Search the records below for "kind" and copy every line it turns up in.
★ ★ ★
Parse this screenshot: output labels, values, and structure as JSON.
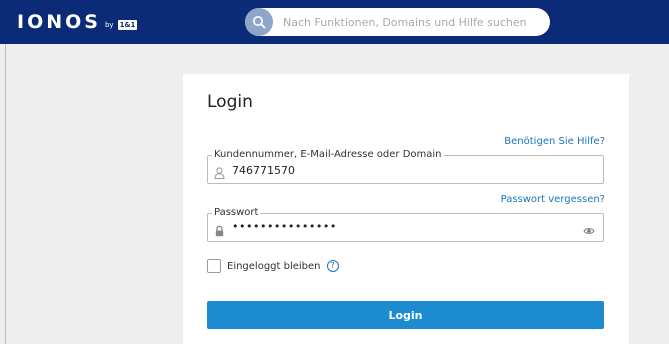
{
  "header": {
    "brand": "IONOS",
    "brand_by": "by",
    "brand_badge": "1&1",
    "colors": {
      "header_bg": "#0b2a78",
      "accent": "#1d8bd0",
      "link": "#1b75bb"
    },
    "search": {
      "icon": "search-icon",
      "placeholder": "Nach Funktionen, Domains und Hilfe suchen"
    }
  },
  "login": {
    "title": "Login",
    "help_link": "Benötigen Sie Hilfe?",
    "customer_field": {
      "label": "Kundennummer, E-Mail-Adresse oder Domain",
      "icon": "user-icon",
      "value": "746771570"
    },
    "forgot_password_link": "Passwort vergessen?",
    "password_field": {
      "label": "Passwort",
      "icon": "lock-icon",
      "value": "•••••••••••••••",
      "toggle_icon": "eye-icon"
    },
    "remember_me": {
      "label": "Eingeloggt bleiben",
      "checked": false,
      "help_icon": "help-circle-icon",
      "help_symbol": "?"
    },
    "submit_label": "Login"
  }
}
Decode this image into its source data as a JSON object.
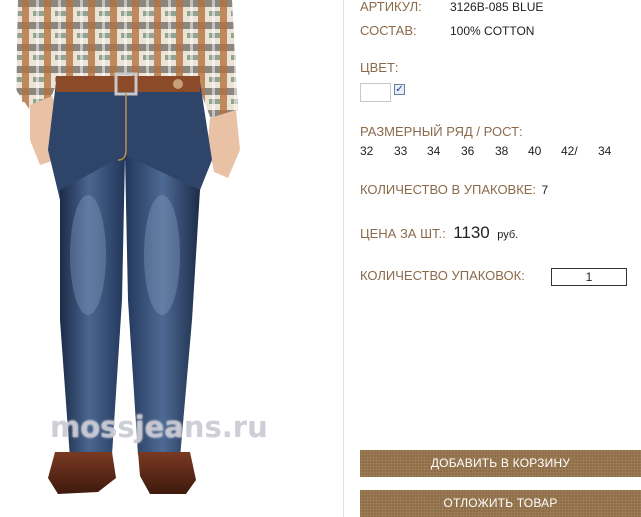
{
  "photo": {
    "watermark": "mossjeans.ru"
  },
  "product": {
    "article_label": "АРТИКУЛ:",
    "article_value": "3126B-085 BLUE",
    "composition_label": "СОСТАВ:",
    "composition_value": "100% COTTON",
    "color_label": "ЦВЕТ:",
    "color_selected": true,
    "sizes_label": "РАЗМЕРНЫЙ РЯД / РОСТ:",
    "sizes": [
      "32",
      "33",
      "34",
      "36",
      "38",
      "40",
      "42/",
      "34"
    ],
    "pack_qty_label": "КОЛИЧЕСТВО В УПАКОВКЕ:",
    "pack_qty_value": "7",
    "price_label": "ЦЕНА ЗА ШТ.:",
    "price_value": "1130",
    "price_currency": "руб.",
    "packs_label": "КОЛИЧЕСТВО УПАКОВОК:",
    "packs_value": "1"
  },
  "buttons": {
    "add_to_cart": "ДОБАВИТЬ В КОРЗИНУ",
    "postpone": "ОТЛОЖИТЬ ТОВАР"
  },
  "colors": {
    "label": "#8b6a4b",
    "button": "#8d6b43",
    "denim": "#2b3e5e",
    "shirt_check": "#b5713e"
  }
}
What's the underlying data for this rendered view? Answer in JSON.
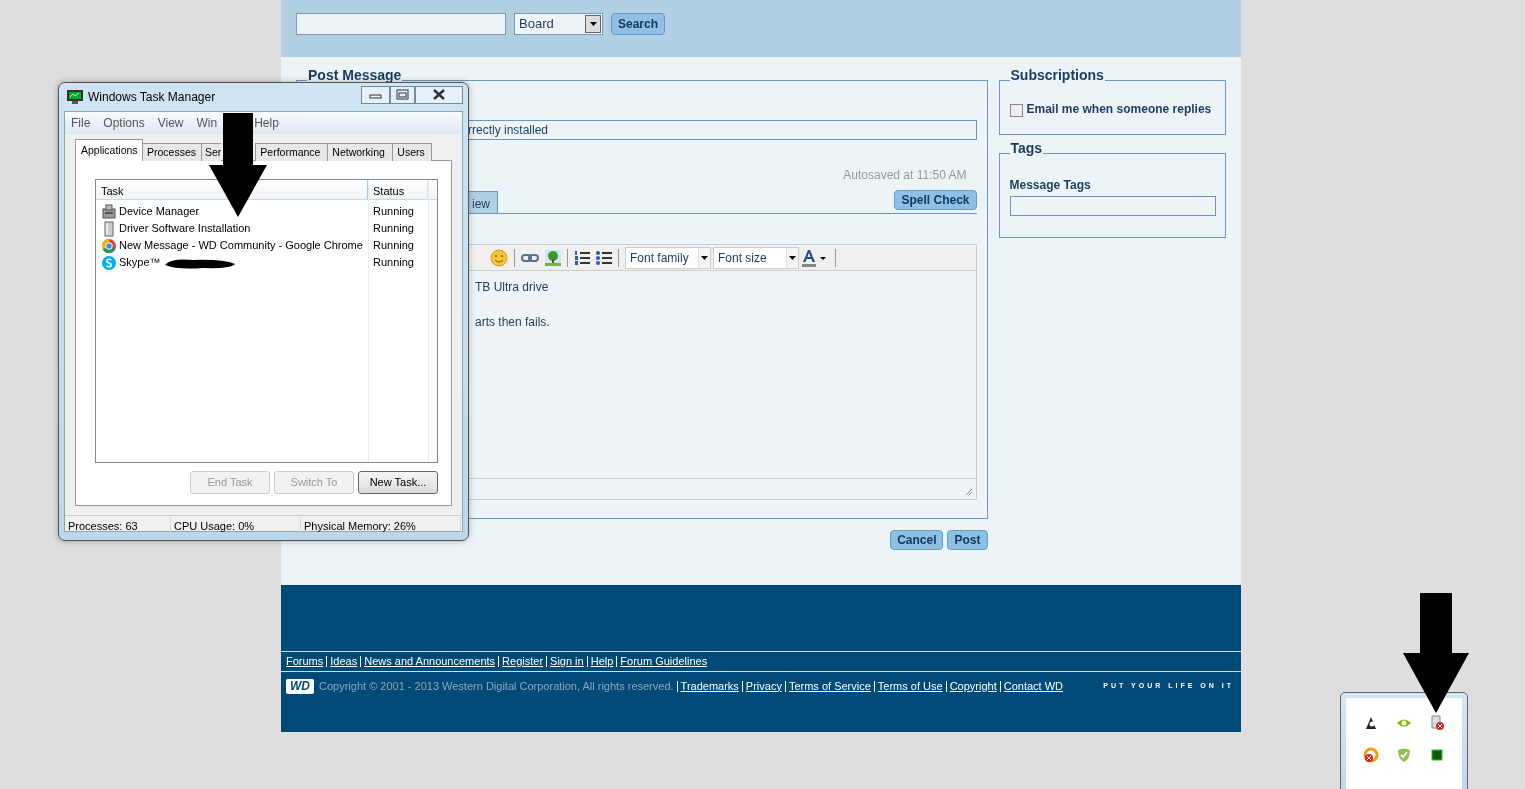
{
  "search": {
    "scope": "Board",
    "button": "Search"
  },
  "post": {
    "legend": "Post Message",
    "subject": "rrectly installed",
    "autosave": "Autosaved at 11:50 AM",
    "tab": "iew",
    "spell_check": "Spell Check",
    "font_family": "Font family",
    "font_size": "Font size",
    "body": [
      "TB Ultra drive",
      "arts then fails."
    ],
    "buttons": [
      "Cancel",
      "Post"
    ]
  },
  "subscriptions": {
    "legend": "Subscriptions",
    "option": {
      "label": "Email me when someone replies",
      "checked": false
    }
  },
  "tags": {
    "legend": "Tags",
    "label": "Message Tags"
  },
  "footer": {
    "links": [
      "Forums",
      "Ideas",
      "News and Announcements",
      "Register",
      "Sign in",
      "Help",
      "Forum Guidelines"
    ],
    "logo": "WD",
    "copyright": "Copyright © 2001 - 2013 Western Digital Corporation, All rights reserved.",
    "legal_links": [
      "Trademarks",
      "Privacy",
      "Terms of Service",
      "Terms of Use",
      "Copyright",
      "Contact WD"
    ],
    "tagline": "PUT YOUR LIFE ON IT"
  },
  "task_manager": {
    "title": "Windows Task Manager",
    "menu": [
      "File",
      "Options",
      "View",
      "Win",
      "Help"
    ],
    "tabs": [
      {
        "label": "Applications",
        "selected": true
      },
      {
        "label": "Processes",
        "selected": false
      },
      {
        "label": "Ser",
        "selected": false
      },
      {
        "label": "Performance",
        "selected": false
      },
      {
        "label": "Networking",
        "selected": false
      },
      {
        "label": "Users",
        "selected": false
      }
    ],
    "columns": [
      "Task",
      "Status"
    ],
    "rows": [
      {
        "task": "Device Manager",
        "status": "Running",
        "kind": "device",
        "redacted": false
      },
      {
        "task": "Driver Software Installation",
        "status": "Running",
        "kind": "installer",
        "redacted": false
      },
      {
        "task": "New Message - WD Community - Google Chrome",
        "status": "Running",
        "kind": "browser",
        "redacted": false
      },
      {
        "task": "Skype™",
        "status": "Running",
        "kind": "chat",
        "redacted": true
      }
    ],
    "buttons": [
      {
        "label": "End Task",
        "disabled": true
      },
      {
        "label": "Switch To",
        "disabled": true
      },
      {
        "label": "New Task...",
        "disabled": false
      }
    ],
    "status_bar": [
      "Processes: 63",
      "CPU Usage: 0%",
      "Physical Memory: 26%"
    ]
  }
}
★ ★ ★
_SOLUTION BELOW:_
        "kind": "device",
        "kind": "installer",
        "kind": "browser",
        "kind": "chat",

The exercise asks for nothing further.